Kelly Tait, NASJE Past President and Communications Consultant, was quoted in an article in The New York Times about teaching implicit bias.
Judicial Education in Texas works differently than in many other states. Instead of judicial education being a function of the Office of Court Administration as it is elsewhere, judicial education is provided through multiple entities each providing training for a different segment of the judiciary. This judicial education is financed by a grant from the Court of Criminal Appeals out of funds appropriated by the Legislature to the Judicial and Court Personnel Training Fund. In Texas, judicial education is administered by the Court of Criminal Appeals, through grants from the Court to Judicial Education entities, such as the Texas Municipal Courts Education Center.
Ryan Kellus Turner, General Counsel & Director of Education, Texas Municipal Courts Education Center, was recently honored with the 2016 Outstanding Government Lawyer award from the Government Law Section of the State Bar of Texas. The award was presented at the State Bar’s Advanced Government Law seminar in Austin on July 28, 2016.
It is difficult to discuss prison conditions with just about anyone. Some are convinced that crime deserves prison, the more time the better. Others are appalled by statistics that reveal the huge number of prisoners in America. Politicians talk about being tough on crime, parents talk about spending more on education instead of on prisons. Private prisons seem to be having a heyday. Recently, much has been made of the number of minorities in American prisons, and the long sentences they serve compared to Whites. As court personnel, exposed daily to crimes against society, it is easy to become jaded about prison and prisoners.
Greetings from America’s interstate highways! After a summer of working remotely from Ohio in between conferences, I am about to officially (finally) move to Williamsburg, Virginia to begin my new role as Director of National Programs at the Institute for Court Management at NCSC. In this edition of “From the President”, I’ll share an overview of the many activities undertaken by our association this spring.
As judicial educators, our challenge is to develop courses year after year that are relevant, engaging, and provide the most up-to-date information.

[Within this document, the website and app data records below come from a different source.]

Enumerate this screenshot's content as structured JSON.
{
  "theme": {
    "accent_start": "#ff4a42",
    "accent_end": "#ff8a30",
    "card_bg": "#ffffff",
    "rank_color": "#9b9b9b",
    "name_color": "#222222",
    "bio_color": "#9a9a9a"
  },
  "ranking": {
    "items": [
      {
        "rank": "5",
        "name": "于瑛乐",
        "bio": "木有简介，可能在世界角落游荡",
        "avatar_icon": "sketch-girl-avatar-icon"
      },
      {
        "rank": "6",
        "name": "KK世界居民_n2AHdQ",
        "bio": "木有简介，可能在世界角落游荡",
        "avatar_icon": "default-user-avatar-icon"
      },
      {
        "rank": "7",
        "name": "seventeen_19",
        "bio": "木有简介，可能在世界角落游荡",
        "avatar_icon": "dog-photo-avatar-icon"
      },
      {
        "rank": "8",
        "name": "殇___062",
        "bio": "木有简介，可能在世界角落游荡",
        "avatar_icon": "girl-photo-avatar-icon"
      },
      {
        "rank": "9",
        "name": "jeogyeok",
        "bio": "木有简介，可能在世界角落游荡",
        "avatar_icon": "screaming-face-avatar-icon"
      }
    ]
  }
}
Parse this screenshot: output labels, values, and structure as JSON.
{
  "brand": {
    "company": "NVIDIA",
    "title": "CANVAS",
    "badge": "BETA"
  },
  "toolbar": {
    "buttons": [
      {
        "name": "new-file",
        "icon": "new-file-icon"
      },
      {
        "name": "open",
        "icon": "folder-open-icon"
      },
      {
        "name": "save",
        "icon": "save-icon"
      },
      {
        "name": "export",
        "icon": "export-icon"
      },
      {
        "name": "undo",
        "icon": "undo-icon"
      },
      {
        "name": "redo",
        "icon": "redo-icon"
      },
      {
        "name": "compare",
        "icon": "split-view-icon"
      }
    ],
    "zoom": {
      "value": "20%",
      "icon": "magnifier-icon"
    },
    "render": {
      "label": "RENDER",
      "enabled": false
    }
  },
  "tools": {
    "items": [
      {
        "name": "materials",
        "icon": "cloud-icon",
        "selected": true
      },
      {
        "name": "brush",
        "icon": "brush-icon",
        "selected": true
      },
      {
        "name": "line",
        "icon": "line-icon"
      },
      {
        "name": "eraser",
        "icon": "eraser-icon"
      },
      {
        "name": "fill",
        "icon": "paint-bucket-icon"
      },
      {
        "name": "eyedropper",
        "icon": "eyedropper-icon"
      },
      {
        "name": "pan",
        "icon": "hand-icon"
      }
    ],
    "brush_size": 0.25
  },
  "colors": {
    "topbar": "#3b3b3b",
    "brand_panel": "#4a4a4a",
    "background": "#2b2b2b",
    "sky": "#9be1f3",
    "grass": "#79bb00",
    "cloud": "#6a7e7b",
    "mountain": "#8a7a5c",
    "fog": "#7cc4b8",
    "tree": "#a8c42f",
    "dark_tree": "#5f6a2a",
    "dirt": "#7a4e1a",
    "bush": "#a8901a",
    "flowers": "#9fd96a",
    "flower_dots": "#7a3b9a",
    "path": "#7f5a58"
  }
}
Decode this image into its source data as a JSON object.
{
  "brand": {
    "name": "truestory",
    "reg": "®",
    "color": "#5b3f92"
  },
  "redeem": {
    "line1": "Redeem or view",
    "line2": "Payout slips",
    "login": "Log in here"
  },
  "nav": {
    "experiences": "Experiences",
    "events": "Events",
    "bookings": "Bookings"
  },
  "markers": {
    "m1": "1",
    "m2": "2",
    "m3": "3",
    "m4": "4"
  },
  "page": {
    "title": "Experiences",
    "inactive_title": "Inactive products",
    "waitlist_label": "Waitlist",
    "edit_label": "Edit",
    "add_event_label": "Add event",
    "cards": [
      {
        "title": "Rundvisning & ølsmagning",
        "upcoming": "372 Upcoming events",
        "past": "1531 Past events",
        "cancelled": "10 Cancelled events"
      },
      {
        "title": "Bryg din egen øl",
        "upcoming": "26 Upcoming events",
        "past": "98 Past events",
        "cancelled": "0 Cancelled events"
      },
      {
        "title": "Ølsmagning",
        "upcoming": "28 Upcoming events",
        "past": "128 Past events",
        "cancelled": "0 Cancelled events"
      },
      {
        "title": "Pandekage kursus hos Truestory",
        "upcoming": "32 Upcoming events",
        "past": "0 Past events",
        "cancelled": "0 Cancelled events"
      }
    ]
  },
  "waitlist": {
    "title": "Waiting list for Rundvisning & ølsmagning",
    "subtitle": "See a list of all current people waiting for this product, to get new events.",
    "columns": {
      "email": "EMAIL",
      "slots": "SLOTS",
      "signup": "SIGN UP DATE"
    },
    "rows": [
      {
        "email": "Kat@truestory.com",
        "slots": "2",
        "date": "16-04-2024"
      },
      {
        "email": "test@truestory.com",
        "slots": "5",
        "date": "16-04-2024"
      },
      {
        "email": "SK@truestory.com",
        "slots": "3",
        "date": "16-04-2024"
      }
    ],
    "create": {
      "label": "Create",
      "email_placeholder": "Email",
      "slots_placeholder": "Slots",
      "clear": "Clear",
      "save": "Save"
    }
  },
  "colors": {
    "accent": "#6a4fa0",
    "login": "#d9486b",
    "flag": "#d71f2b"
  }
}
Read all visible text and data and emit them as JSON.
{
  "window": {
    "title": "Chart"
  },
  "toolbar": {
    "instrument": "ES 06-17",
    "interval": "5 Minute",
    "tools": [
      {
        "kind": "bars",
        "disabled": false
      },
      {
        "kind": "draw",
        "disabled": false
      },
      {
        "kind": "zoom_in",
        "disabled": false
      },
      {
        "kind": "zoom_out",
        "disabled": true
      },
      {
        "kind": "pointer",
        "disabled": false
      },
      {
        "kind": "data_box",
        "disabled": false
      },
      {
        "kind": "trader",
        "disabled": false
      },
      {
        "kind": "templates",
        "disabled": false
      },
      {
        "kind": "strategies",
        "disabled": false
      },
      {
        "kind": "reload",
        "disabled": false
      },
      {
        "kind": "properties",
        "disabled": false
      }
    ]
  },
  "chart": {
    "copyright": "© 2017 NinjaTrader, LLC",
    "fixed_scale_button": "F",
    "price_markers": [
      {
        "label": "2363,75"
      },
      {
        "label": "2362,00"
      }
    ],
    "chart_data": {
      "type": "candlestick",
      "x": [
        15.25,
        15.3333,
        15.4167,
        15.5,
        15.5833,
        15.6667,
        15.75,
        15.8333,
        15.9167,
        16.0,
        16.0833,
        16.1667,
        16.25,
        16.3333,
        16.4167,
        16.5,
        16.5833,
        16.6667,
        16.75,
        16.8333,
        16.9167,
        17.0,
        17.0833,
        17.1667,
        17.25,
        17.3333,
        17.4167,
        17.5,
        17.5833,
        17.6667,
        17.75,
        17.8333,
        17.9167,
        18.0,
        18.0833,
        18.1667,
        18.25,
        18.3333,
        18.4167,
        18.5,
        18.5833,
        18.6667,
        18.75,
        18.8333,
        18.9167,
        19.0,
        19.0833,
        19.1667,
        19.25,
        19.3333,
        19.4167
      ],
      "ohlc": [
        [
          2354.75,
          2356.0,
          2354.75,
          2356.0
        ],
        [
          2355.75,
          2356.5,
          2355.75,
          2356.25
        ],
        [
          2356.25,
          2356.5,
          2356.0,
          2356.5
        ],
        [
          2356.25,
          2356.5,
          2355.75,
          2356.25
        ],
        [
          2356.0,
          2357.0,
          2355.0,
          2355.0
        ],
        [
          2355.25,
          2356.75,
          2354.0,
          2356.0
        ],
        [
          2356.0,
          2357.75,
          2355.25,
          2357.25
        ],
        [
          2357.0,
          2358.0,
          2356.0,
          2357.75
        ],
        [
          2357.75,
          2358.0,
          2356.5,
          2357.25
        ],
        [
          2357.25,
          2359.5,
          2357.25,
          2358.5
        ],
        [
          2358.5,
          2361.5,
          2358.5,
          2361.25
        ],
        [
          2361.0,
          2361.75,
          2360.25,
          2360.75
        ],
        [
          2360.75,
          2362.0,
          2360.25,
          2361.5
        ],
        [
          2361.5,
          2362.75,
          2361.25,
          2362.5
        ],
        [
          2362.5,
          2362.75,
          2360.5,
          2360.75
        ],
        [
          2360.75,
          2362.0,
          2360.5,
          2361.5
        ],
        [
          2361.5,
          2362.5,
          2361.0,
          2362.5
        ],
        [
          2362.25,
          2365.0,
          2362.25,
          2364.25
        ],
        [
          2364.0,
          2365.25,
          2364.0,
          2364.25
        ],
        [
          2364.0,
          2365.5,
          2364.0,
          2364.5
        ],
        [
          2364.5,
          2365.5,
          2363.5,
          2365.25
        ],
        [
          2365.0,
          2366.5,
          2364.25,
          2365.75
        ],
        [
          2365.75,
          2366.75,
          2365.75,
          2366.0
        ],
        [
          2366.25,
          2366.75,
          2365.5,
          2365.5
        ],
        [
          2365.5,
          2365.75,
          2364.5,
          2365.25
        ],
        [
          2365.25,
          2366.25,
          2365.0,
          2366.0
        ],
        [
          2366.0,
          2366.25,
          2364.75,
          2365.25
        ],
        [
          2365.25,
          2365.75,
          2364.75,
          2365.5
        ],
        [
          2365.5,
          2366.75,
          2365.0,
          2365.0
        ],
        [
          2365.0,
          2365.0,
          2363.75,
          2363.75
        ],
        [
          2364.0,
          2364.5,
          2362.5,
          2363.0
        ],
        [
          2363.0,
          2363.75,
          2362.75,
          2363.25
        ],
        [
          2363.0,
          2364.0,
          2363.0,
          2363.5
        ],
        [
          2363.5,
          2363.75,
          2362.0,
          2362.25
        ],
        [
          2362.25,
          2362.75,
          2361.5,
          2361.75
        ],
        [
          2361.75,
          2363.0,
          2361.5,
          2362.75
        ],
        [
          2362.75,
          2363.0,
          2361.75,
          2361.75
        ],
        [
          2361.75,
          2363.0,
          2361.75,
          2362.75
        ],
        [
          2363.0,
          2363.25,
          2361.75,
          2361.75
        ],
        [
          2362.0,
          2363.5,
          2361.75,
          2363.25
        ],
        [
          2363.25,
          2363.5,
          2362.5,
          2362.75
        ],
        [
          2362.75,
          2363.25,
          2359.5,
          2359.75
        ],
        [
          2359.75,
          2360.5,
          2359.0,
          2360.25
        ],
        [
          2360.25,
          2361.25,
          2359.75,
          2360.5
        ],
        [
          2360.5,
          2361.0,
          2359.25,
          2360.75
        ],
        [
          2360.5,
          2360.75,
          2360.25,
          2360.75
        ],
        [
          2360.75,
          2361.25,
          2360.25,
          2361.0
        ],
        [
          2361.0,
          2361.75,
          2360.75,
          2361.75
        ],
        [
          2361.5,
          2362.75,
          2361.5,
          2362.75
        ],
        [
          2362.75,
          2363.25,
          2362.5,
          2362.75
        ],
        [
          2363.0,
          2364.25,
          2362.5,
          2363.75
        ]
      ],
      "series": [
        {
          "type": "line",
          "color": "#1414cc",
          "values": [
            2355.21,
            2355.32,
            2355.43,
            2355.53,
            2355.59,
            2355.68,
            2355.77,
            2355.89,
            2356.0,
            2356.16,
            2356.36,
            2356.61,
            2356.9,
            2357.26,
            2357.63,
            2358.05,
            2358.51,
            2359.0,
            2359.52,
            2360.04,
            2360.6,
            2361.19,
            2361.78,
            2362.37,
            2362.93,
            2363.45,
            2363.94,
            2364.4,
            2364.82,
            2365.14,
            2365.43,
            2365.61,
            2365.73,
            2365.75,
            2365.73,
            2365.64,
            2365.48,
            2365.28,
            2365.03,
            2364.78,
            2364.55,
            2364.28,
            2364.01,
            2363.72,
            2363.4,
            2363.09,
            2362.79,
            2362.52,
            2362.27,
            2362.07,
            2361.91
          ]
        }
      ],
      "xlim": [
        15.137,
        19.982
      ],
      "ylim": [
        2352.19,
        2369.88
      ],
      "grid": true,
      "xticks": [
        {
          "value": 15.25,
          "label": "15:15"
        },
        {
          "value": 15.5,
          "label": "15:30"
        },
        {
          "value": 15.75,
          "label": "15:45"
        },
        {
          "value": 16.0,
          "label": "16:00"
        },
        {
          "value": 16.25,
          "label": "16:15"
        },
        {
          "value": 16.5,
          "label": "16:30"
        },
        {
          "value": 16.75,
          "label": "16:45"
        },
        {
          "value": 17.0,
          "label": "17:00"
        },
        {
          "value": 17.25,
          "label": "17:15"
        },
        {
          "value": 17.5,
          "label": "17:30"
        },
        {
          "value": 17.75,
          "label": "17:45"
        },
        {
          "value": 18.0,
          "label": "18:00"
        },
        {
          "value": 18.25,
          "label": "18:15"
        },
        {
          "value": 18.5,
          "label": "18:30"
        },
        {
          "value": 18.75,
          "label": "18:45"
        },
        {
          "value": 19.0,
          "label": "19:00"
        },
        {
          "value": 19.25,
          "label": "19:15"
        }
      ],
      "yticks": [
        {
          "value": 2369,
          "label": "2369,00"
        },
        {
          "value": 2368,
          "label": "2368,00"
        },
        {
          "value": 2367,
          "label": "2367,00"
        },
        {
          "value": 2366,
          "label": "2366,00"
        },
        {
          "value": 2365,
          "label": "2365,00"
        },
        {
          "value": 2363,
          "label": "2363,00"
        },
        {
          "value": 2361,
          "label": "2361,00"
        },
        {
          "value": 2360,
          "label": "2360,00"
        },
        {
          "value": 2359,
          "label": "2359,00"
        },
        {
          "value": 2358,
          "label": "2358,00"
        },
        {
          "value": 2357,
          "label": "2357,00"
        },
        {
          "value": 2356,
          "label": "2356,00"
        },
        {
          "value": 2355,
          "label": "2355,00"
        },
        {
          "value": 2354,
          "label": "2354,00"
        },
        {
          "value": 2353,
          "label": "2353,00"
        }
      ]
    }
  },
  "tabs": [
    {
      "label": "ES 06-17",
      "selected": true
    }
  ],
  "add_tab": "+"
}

We use a variety of resources to accomplish this daunting task, and this year, our partners at the National Association for Court Management (NACM) have released thirteen curriculum designs that align with the NACM Core, the updated version of the NACM Core Competencies.
What do you get when you cross a book club and a conference call? A “callinar,” of course! It was our pleasure as the Curriculum and Education Committee to host the very first ever “callinar” for judicial branch educators on April 28, 2016.
The first Article Club was a success and now it is time for the second one. These Article Club-style phone conferences were created to bring NASJE members together in conversations about topics of interest to judicial educators.
NASJE member Martha Martin, who served as the Chief of Court Education in Florida for 11 years, retired June 9, 2016.
When I began working at the Federal Judicial center ten years ago, I first heard of a learning conference concept called “open space.” You may have heard of it or even used it. It seemed so odd to me! Basically, learners come together with a predetermined, overarching topic for a specific amount of time with no specific agenda topics predefined at all. Some people call this an “unconference” or “open conference.”
Congratulations to Margaret Allen, NASJE President, who has accepted the position of Director of National Programs at the National Center for State Courts Institute for Court Management. In her new role, she will collaborate with existing and new partners to…
Join Western Region educators Gavin Lane of California and Joseph Sawyer of the National Judicial College as they identify the latest and most persistent trends in distance education and policy implications for this rapidly changing world.
This past February, I had the privilege of attending and teaching at the Training 2016 Conference, which was held in Orlando, Florida by the Training Magazine Network. This was the first time I had attended this conference. This article includes some of my reflections on the meeting.
If you are relatively new to judicial branch education, you might not be aware of an excellent source of information directly applicable to the profession. The JERITT Project was a collaborative effort supported by the State Justice Institute, NASJE, and the School of Criminal Justice at Michigan State University. Its mission was “to advance the knowledge base, skills, and best practices of continuing professional education for judges and court personnel.”
By Margaret Allen Colleagues, I hope this message finds you very well. In this edition of “From the President”, I’ll share an overview of the many activities undertaken by our association since January. Board Activities Midyear Meeting. The NASJE Board of…